Exercise aim:
Among the entries that follow, find the lines containing the string "Jillian" and copy them.

Information given:
_ _ _
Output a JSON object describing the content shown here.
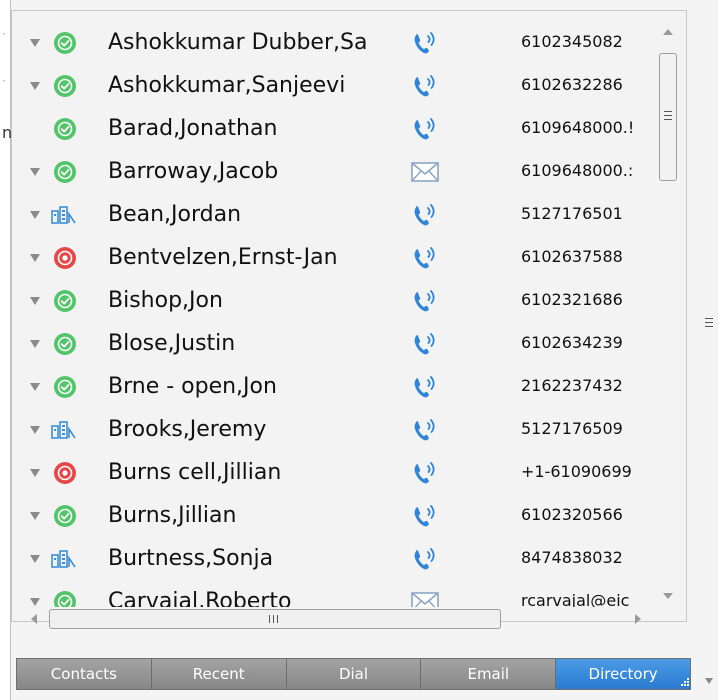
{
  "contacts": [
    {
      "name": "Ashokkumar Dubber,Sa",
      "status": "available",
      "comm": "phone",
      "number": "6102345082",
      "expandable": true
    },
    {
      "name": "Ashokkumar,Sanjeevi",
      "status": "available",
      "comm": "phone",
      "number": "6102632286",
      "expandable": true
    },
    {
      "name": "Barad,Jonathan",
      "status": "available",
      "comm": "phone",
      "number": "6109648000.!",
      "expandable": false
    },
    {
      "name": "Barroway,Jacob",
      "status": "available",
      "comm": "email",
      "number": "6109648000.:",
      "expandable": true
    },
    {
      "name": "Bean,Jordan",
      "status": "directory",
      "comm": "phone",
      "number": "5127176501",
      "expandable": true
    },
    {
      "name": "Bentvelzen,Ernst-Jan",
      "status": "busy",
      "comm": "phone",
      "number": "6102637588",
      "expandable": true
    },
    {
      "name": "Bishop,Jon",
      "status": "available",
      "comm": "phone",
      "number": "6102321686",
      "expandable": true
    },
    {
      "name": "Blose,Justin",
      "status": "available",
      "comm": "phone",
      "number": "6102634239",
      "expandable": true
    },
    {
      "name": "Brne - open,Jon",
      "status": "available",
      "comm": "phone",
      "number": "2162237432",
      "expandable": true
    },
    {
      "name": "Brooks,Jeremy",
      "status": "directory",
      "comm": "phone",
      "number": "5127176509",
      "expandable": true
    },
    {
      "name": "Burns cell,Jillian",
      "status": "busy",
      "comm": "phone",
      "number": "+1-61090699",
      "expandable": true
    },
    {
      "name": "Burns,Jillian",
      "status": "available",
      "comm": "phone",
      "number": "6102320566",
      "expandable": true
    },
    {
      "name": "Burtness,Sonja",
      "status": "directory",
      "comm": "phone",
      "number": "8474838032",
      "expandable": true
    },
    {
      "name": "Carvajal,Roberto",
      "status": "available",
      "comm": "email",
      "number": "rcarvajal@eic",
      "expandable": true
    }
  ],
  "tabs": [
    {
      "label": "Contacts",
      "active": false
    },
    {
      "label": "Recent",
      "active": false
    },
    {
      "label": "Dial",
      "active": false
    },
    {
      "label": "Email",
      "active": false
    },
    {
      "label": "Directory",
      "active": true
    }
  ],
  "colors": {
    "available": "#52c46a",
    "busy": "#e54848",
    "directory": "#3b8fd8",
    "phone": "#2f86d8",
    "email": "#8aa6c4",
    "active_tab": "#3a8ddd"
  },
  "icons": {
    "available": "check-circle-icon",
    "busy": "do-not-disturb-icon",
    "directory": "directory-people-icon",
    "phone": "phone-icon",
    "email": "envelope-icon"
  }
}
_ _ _
Exercise response:
      "name": "Burns cell,Jillian",
      "name": "Burns,Jillian",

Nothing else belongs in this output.